ACTIVITY: With no addition or omission, return the entries below.

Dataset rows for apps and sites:
________________
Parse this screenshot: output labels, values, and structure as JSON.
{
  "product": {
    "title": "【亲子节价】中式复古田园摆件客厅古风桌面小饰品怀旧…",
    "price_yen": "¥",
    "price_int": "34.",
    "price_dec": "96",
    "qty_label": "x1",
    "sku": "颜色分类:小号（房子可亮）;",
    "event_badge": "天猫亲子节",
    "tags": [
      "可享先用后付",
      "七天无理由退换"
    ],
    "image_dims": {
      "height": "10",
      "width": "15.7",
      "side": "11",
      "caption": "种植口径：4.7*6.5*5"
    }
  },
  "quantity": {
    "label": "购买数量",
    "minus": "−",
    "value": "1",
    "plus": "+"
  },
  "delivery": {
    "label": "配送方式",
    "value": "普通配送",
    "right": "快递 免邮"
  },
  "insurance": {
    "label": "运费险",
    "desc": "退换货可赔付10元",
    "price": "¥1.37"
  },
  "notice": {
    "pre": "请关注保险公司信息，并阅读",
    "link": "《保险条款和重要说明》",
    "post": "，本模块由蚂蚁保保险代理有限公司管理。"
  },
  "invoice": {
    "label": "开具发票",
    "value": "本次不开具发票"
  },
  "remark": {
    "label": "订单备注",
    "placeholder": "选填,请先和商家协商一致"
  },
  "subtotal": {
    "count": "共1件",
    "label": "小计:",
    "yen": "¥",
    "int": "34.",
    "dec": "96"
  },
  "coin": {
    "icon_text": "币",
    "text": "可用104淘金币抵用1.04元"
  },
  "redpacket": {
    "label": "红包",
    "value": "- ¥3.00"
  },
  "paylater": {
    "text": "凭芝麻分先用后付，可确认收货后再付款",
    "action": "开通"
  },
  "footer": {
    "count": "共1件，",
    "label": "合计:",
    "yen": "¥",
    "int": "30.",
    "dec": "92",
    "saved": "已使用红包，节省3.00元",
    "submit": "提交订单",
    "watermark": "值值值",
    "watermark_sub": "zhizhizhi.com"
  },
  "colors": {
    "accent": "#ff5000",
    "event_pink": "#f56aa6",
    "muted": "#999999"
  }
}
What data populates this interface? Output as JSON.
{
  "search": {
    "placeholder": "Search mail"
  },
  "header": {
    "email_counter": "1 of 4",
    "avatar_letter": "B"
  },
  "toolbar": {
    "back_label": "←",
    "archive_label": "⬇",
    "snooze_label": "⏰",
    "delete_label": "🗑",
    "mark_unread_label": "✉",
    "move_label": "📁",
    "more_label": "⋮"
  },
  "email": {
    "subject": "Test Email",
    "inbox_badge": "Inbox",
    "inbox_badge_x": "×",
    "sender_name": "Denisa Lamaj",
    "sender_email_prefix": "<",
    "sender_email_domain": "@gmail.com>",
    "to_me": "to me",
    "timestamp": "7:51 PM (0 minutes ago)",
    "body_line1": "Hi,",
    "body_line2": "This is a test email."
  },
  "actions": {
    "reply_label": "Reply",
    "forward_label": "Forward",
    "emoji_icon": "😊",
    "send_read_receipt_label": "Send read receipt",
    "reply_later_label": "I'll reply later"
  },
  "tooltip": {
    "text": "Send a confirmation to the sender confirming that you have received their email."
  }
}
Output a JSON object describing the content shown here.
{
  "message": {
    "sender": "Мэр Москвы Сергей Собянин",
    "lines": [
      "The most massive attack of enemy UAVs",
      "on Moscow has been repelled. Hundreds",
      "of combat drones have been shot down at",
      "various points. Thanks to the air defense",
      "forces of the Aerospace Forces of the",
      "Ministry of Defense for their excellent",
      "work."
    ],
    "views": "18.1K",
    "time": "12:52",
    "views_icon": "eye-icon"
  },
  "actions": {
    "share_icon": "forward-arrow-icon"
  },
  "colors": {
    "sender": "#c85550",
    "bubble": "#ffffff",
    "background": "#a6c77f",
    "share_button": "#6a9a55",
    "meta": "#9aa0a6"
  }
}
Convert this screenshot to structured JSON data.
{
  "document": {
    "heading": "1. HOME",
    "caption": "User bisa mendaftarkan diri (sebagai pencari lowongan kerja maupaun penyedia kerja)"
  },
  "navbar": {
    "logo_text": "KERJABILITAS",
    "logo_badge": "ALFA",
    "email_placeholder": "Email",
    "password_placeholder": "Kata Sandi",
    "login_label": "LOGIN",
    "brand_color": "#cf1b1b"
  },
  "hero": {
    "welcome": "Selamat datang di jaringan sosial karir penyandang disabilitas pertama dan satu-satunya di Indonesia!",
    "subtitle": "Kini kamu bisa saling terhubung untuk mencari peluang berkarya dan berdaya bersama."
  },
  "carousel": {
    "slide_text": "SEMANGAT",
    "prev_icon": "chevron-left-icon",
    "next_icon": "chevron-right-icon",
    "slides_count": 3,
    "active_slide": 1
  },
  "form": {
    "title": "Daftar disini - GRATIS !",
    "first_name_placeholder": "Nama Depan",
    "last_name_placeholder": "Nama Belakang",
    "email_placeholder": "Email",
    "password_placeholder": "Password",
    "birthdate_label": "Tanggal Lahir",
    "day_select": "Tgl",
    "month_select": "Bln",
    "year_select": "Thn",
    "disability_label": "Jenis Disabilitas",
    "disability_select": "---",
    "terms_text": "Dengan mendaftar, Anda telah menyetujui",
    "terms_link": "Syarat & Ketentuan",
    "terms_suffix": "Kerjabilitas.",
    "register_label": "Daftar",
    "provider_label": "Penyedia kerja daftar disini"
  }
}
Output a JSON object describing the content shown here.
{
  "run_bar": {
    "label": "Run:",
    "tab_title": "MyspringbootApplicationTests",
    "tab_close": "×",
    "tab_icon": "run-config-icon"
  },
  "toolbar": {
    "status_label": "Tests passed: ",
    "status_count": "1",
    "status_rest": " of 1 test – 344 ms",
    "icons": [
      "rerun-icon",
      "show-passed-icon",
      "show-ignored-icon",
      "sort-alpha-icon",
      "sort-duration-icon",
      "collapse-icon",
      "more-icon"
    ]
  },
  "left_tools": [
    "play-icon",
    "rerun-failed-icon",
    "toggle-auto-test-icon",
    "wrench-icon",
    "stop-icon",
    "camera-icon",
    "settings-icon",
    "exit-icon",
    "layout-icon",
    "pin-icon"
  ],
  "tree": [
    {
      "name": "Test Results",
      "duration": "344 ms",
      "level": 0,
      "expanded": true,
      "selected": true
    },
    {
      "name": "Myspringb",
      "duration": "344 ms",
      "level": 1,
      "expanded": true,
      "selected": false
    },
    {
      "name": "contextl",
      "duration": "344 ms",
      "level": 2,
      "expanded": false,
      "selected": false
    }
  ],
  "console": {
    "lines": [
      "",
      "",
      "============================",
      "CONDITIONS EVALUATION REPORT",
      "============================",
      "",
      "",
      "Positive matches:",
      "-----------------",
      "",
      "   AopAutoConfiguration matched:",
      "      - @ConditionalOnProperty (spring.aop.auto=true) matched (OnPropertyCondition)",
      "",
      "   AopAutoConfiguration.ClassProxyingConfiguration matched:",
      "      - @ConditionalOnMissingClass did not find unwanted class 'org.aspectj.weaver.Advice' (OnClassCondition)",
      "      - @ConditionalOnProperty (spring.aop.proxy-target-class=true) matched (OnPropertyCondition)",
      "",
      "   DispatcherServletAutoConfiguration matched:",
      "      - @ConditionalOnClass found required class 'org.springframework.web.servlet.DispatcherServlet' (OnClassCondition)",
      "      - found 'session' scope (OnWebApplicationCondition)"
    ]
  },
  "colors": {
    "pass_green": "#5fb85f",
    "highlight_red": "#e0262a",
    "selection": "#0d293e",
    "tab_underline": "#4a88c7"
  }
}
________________
TASK RESPONSE:
Parse this screenshot: output labels, values, and structure as JSON.
{
  "product": {
    "title": "【亲子节价】中式复古田园摆件客厅古风桌面小饰品怀旧…",
    "price_yen": "¥",
    "price_int": "34.",
    "price_dec": "96",
    "qty_label": "x1",
    "sku": "颜色分类:小号（房子可亮）;",
    "event_badge": "天猫亲子节",
    "tags": [
      "可享先用后付",
      "七天无理由退换"
    ],
    "image_dims": {
      "height": "10",
      "width": "15.7",
      "side": "11",
      "caption": "种植口径：4.7*6.5*5"
    }
  },
  "quantity": {
    "label": "购买数量",
    "minus": "−",
    "value": "1",
    "plus": "+"
  },
  "delivery": {
    "label": "配送方式",
    "value": "普通配送",
    "right": "快递 免邮"
  },
  "insurance": {
    "label": "运费险",
    "desc": "退换货可赔付10元",
    "price": "¥1.37"
  },
  "notice": {
    "pre": "请关注保险公司信息，并阅读",
    "link": "《保险条款和重要说明》",
    "post": "，本模块由蚂蚁保保险代理有限公司管理。"
  },
  "invoice": {
    "label": "开具发票",
    "value": "本次不开具发票"
  },
  "remark": {
    "label": "订单备注",
    "placeholder": "选填,请先和商家协商一致"
  },
  "subtotal": {
    "count": "共1件",
    "label": "小计:",
    "yen": "¥",
    "int": "34.",
    "dec": "96"
  },
  "coin": {
    "icon_text": "币",
    "text": "可用104淘金币抵用1.04元"
  },
  "redpacket": {
    "label": "红包",
    "value": "- ¥3.00"
  },
  "paylater": {
    "text": "凭芝麻分先用后付，可确认收货后再付款",
    "action": "开通"
  },
  "footer": {
    "count": "共1件，",
    "label": "合计:",
    "yen": "¥",
    "int": "30.",
    "dec": "92",
    "saved": "已使用红包，节省3.00元",
    "submit": "提交订单",
    "watermark": "值值值",
    "watermark_sub": "zhizhizhi.com"
  },
  "colors": {
    "accent": "#ff5000",
    "event_pink": "#f56aa6",
    "muted": "#999999"
  }
}
What data populates this interface? Output as JSON.
{
  "search": {
    "placeholder": "Search mail"
  },
  "header": {
    "email_counter": "1 of 4",
    "avatar_letter": "B"
  },
  "toolbar": {
    "back_label": "←",
    "archive_label": "⬇",
    "snooze_label": "⏰",
    "delete_label": "🗑",
    "mark_unread_label": "✉",
    "move_label": "📁",
    "more_label": "⋮"
  },
  "email": {
    "subject": "Test Email",
    "inbox_badge": "Inbox",
    "inbox_badge_x": "×",
    "sender_name": "Denisa Lamaj",
    "sender_email_prefix": "<",
    "sender_email_domain": "@gmail.com>",
    "to_me": "to me",
    "timestamp": "7:51 PM (0 minutes ago)",
    "body_line1": "Hi,",
    "body_line2": "This is a test email."
  },
  "actions": {
    "reply_label": "Reply",
    "forward_label": "Forward",
    "emoji_icon": "😊",
    "send_read_receipt_label": "Send read receipt",
    "reply_later_label": "I'll reply later"
  },
  "tooltip": {
    "text": "Send a confirmation to the sender confirming that you have received their email."
  }
}
Output a JSON object describing the content shown here.
{
  "message": {
    "sender": "Мэр Москвы Сергей Собянин",
    "lines": [
      "The most massive attack of enemy UAVs",
      "on Moscow has been repelled. Hundreds",
      "of combat drones have been shot down at",
      "various points. Thanks to the air defense",
      "forces of the Aerospace Forces of the",
      "Ministry of Defense for their excellent",
      "work."
    ],
    "views": "18.1K",
    "time": "12:52",
    "views_icon": "eye-icon"
  },
  "actions": {
    "share_icon": "forward-arrow-icon"
  },
  "colors": {
    "sender": "#c85550",
    "bubble": "#ffffff",
    "background": "#a6c77f",
    "share_button": "#6a9a55",
    "meta": "#9aa0a6"
  }
}
Convert this screenshot to structured JSON data.
{
  "document": {
    "heading": "1. HOME",
    "caption": "User bisa mendaftarkan diri (sebagai pencari lowongan kerja maupaun penyedia kerja)"
  },
  "navbar": {
    "logo_text": "KERJABILITAS",
    "logo_badge": "ALFA",
    "email_placeholder": "Email",
    "password_placeholder": "Kata Sandi",
    "login_label": "LOGIN",
    "brand_color": "#cf1b1b"
  },
  "hero": {
    "welcome": "Selamat datang di jaringan sosial karir penyandang disabilitas pertama dan satu-satunya di Indonesia!",
    "subtitle": "Kini kamu bisa saling terhubung untuk mencari peluang berkarya dan berdaya bersama."
  },
  "carousel": {
    "slide_text": "SEMANGAT",
    "prev_icon": "chevron-left-icon",
    "next_icon": "chevron-right-icon",
    "slides_count": 3,
    "active_slide": 1
  },
  "form": {
    "title": "Daftar disini - GRATIS !",
    "first_name_placeholder": "Nama Depan",
    "last_name_placeholder": "Nama Belakang",
    "email_placeholder": "Email",
    "password_placeholder": "Password",
    "birthdate_label": "Tanggal Lahir",
    "day_select": "Tgl",
    "month_select": "Bln",
    "year_select": "Thn",
    "disability_label": "Jenis Disabilitas",
    "disability_select": "---",
    "terms_text": "Dengan mendaftar, Anda telah menyetujui",
    "terms_link": "Syarat & Ketentuan",
    "terms_suffix": "Kerjabilitas.",
    "register_label": "Daftar",
    "provider_label": "Penyedia kerja daftar disini"
  }
}
Output a JSON object describing the content shown here.
{
  "run_bar": {
    "label": "Run:",
    "tab_title": "MyspringbootApplicationTests",
    "tab_close": "×",
    "tab_icon": "run-config-icon"
  },
  "toolbar": {
    "status_label": "Tests passed: ",
    "status_count": "1",
    "status_rest": " of 1 test – 344 ms",
    "icons": [
      "rerun-icon",
      "show-passed-icon",
      "show-ignored-icon",
      "sort-alpha-icon",
      "sort-duration-icon",
      "collapse-icon",
      "more-icon"
    ]
  },
  "left_tools": [
    "play-icon",
    "rerun-failed-icon",
    "toggle-auto-test-icon",
    "wrench-icon",
    "stop-icon",
    "camera-icon",
    "settings-icon",
    "exit-icon",
    "layout-icon",
    "pin-icon"
  ],
  "tree": [
    {
      "name": "Test Results",
      "duration": "344 ms",
      "level": 0,
      "expanded": true,
      "selected": true
    },
    {
      "name": "Myspringb",
      "duration": "344 ms",
      "level": 1,
      "expanded": true,
      "selected": false
    },
    {
      "name": "contextl",
      "duration": "344 ms",
      "level": 2,
      "expanded": false,
      "selected": false
    }
  ],
  "console": {
    "lines": [
      "",
      "",
      "============================",
      "CONDITIONS EVALUATION REPORT",
      "============================",
      "",
      "",
      "Positive matches:",
      "-----------------",
      "",
      "   AopAutoConfiguration matched:",
      "      - @ConditionalOnProperty (spring.aop.auto=true) matched (OnPropertyCondition)",
      "",
      "   AopAutoConfiguration.ClassProxyingConfiguration matched:",
      "      - @ConditionalOnMissingClass did not find unwanted class 'org.aspectj.weaver.Advice' (OnClassCondition)",
      "      - @ConditionalOnProperty (spring.aop.proxy-target-class=true) matched (OnPropertyCondition)",
      "",
      "   DispatcherServletAutoConfiguration matched:",
      "      - @ConditionalOnClass found required class 'org.springframework.web.servlet.DispatcherServlet' (OnClassCondition)",
      "      - found 'session' scope (OnWebApplicationCondition)"
    ]
  },
  "colors": {
    "pass_green": "#5fb85f",
    "highlight_red": "#e0262a",
    "selection": "#0d293e",
    "tab_underline": "#4a88c7"
  }
}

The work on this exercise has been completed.